**What is expected:** Please return the whole listing. Keep each line exactly the same.

**Data:**
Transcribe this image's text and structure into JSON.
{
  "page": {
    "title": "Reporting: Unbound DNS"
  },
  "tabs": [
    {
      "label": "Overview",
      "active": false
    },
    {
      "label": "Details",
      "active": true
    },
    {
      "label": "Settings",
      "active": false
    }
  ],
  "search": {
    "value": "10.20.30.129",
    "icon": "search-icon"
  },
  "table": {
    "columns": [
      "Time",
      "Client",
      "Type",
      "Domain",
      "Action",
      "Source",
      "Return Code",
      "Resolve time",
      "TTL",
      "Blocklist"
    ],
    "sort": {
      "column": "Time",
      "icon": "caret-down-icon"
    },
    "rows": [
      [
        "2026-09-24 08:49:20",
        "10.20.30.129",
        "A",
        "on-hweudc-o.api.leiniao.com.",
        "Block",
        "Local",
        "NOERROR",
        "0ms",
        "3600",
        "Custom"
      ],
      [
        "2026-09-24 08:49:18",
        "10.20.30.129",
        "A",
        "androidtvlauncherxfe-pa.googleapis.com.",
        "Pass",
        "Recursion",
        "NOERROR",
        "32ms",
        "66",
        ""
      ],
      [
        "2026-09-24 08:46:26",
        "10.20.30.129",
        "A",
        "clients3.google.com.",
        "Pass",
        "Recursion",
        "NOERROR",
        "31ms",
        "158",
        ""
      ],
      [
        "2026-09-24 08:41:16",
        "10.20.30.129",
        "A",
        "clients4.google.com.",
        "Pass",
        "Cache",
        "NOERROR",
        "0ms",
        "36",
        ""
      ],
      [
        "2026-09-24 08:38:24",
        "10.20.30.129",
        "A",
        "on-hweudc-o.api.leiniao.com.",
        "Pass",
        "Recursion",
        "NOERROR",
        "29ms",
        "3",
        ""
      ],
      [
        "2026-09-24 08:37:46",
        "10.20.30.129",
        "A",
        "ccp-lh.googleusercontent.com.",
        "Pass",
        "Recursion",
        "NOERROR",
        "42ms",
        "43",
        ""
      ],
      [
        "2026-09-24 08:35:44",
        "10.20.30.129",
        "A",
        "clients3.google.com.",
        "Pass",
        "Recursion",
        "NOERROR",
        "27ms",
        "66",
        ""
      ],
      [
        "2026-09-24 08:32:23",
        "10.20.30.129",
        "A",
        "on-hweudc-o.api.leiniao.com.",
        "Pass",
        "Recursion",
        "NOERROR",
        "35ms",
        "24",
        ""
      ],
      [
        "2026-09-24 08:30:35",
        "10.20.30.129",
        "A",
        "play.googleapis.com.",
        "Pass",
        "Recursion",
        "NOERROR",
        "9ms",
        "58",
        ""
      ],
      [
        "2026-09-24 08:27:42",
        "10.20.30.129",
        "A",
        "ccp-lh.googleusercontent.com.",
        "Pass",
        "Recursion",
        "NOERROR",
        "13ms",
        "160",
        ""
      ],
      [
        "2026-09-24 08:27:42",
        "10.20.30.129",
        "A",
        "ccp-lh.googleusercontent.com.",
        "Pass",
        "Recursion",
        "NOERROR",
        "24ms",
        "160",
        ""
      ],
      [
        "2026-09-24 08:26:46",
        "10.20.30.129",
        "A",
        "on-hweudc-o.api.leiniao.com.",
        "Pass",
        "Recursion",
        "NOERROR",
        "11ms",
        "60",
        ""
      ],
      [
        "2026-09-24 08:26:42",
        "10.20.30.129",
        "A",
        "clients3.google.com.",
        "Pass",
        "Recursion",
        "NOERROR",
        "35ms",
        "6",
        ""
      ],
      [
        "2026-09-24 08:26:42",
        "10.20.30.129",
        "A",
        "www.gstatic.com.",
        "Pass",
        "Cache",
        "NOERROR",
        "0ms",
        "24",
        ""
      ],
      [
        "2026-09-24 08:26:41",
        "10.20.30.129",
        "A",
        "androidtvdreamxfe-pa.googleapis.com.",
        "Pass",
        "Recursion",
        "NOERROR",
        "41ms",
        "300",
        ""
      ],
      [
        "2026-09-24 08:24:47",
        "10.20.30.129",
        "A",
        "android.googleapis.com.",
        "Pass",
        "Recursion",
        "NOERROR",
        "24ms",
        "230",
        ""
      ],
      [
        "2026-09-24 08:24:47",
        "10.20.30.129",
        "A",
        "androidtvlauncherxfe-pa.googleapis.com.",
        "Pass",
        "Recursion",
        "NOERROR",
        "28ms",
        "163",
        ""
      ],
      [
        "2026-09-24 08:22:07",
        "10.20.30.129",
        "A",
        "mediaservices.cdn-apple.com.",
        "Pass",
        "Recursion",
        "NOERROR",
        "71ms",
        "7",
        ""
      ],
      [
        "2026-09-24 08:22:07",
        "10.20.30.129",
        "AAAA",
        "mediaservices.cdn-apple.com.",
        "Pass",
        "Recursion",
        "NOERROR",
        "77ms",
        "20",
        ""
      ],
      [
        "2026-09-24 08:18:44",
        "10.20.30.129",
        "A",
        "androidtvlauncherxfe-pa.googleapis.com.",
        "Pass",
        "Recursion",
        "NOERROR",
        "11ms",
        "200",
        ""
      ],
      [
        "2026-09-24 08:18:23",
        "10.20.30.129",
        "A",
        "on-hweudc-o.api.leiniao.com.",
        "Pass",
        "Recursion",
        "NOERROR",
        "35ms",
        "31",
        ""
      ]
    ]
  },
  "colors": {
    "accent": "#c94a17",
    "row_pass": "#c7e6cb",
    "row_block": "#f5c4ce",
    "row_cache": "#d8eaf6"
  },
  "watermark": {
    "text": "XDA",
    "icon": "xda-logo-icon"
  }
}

**Result for this exercise:**
Transcribe this image's text and structure into JSON.
{
  "page": {
    "title": "Reporting: Unbound DNS"
  },
  "tabs": [
    {
      "label": "Overview",
      "active": false
    },
    {
      "label": "Details",
      "active": true
    },
    {
      "label": "Settings",
      "active": false
    }
  ],
  "search": {
    "value": "10.20.30.129",
    "icon": "search-icon"
  },
  "table": {
    "columns": [
      "Time",
      "Client",
      "Type",
      "Domain",
      "Action",
      "Source",
      "Return Code",
      "Resolve time",
      "TTL",
      "Blocklist"
    ],
    "sort": {
      "column": "Time",
      "icon": "caret-down-icon"
    },
    "rows": [
      [
        "2026-09-24 08:49:20",
        "10.20.30.129",
        "A",
        "on-hweudc-o.api.leiniao.com.",
        "Block",
        "Local",
        "NOERROR",
        "0ms",
        "3600",
        "Custom"
      ],
      [
        "2026-09-24 08:49:18",
        "10.20.30.129",
        "A",
        "androidtvlauncherxfe-pa.googleapis.com.",
        "Pass",
        "Recursion",
        "NOERROR",
        "32ms",
        "66",
        ""
      ],
      [
        "2026-09-24 08:46:26",
        "10.20.30.129",
        "A",
        "clients3.google.com.",
        "Pass",
        "Recursion",
        "NOERROR",
        "31ms",
        "158",
        ""
      ],
      [
        "2026-09-24 08:41:16",
        "10.20.30.129",
        "A",
        "clients4.google.com.",
        "Pass",
        "Cache",
        "NOERROR",
        "0ms",
        "36",
        ""
      ],
      [
        "2026-09-24 08:38:24",
        "10.20.30.129",
        "A",
        "on-hweudc-o.api.leiniao.com.",
        "Pass",
        "Recursion",
        "NOERROR",
        "29ms",
        "3",
        ""
      ],
      [
        "2026-09-24 08:37:46",
        "10.20.30.129",
        "A",
        "ccp-lh.googleusercontent.com.",
        "Pass",
        "Recursion",
        "NOERROR",
        "42ms",
        "43",
        ""
      ],
      [
        "2026-09-24 08:35:44",
        "10.20.30.129",
        "A",
        "clients3.google.com.",
        "Pass",
        "Recursion",
        "NOERROR",
        "27ms",
        "66",
        ""
      ],
      [
        "2026-09-24 08:32:23",
        "10.20.30.129",
        "A",
        "on-hweudc-o.api.leiniao.com.",
        "Pass",
        "Recursion",
        "NOERROR",
        "35ms",
        "24",
        ""
      ],
      [
        "2026-09-24 08:30:35",
        "10.20.30.129",
        "A",
        "play.googleapis.com.",
        "Pass",
        "Recursion",
        "NOERROR",
        "9ms",
        "58",
        ""
      ],
      [
        "2026-09-24 08:27:42",
        "10.20.30.129",
        "A",
        "ccp-lh.googleusercontent.com.",
        "Pass",
        "Recursion",
        "NOERROR",
        "13ms",
        "160",
        ""
      ],
      [
        "2026-09-24 08:27:42",
        "10.20.30.129",
        "A",
        "ccp-lh.googleusercontent.com.",
        "Pass",
        "Recursion",
        "NOERROR",
        "24ms",
        "160",
        ""
      ],
      [
        "2026-09-24 08:26:46",
        "10.20.30.129",
        "A",
        "on-hweudc-o.api.leiniao.com.",
        "Pass",
        "Recursion",
        "NOERROR",
        "11ms",
        "60",
        ""
      ],
      [
        "2026-09-24 08:26:42",
        "10.20.30.129",
        "A",
        "clients3.google.com.",
        "Pass",
        "Recursion",
        "NOERROR",
        "35ms",
        "6",
        ""
      ],
      [
        "2026-09-24 08:26:42",
        "10.20.30.129",
        "A",
        "www.gstatic.com.",
        "Pass",
        "Cache",
        "NOERROR",
        "0ms",
        "24",
        ""
      ],
      [
        "2026-09-24 08:26:41",
        "10.20.30.129",
        "A",
        "androidtvdreamxfe-pa.googleapis.com.",
        "Pass",
        "Recursion",
        "NOERROR",
        "41ms",
        "300",
        ""
      ],
      [
        "2026-09-24 08:24:47",
        "10.20.30.129",
        "A",
        "android.googleapis.com.",
        "Pass",
        "Recursion",
        "NOERROR",
        "24ms",
        "230",
        ""
      ],
      [
        "2026-09-24 08:24:47",
        "10.20.30.129",
        "A",
        "androidtvlauncherxfe-pa.googleapis.com.",
        "Pass",
        "Recursion",
        "NOERROR",
        "28ms",
        "163",
        ""
      ],
      [
        "2026-09-24 08:22:07",
        "10.20.30.129",
        "A",
        "mediaservices.cdn-apple.com.",
        "Pass",
        "Recursion",
        "NOERROR",
        "71ms",
        "7",
        ""
      ],
      [
        "2026-09-24 08:22:07",
        "10.20.30.129",
        "AAAA",
        "mediaservices.cdn-apple.com.",
        "Pass",
        "Recursion",
        "NOERROR",
        "77ms",
        "20",
        ""
      ],
      [
        "2026-09-24 08:18:44",
        "10.20.30.129",
        "A",
        "androidtvlauncherxfe-pa.googleapis.com.",
        "Pass",
        "Recursion",
        "NOERROR",
        "11ms",
        "200",
        ""
      ],
      [
        "2026-09-24 08:18:23",
        "10.20.30.129",
        "A",
        "on-hweudc-o.api.leiniao.com.",
        "Pass",
        "Recursion",
        "NOERROR",
        "35ms",
        "31",
        ""
      ]
    ]
  },
  "colors": {
    "accent": "#c94a17",
    "row_pass": "#c7e6cb",
    "row_block": "#f5c4ce",
    "row_cache": "#d8eaf6"
  },
  "watermark": {
    "text": "XDA",
    "icon": "xda-logo-icon"
  }
}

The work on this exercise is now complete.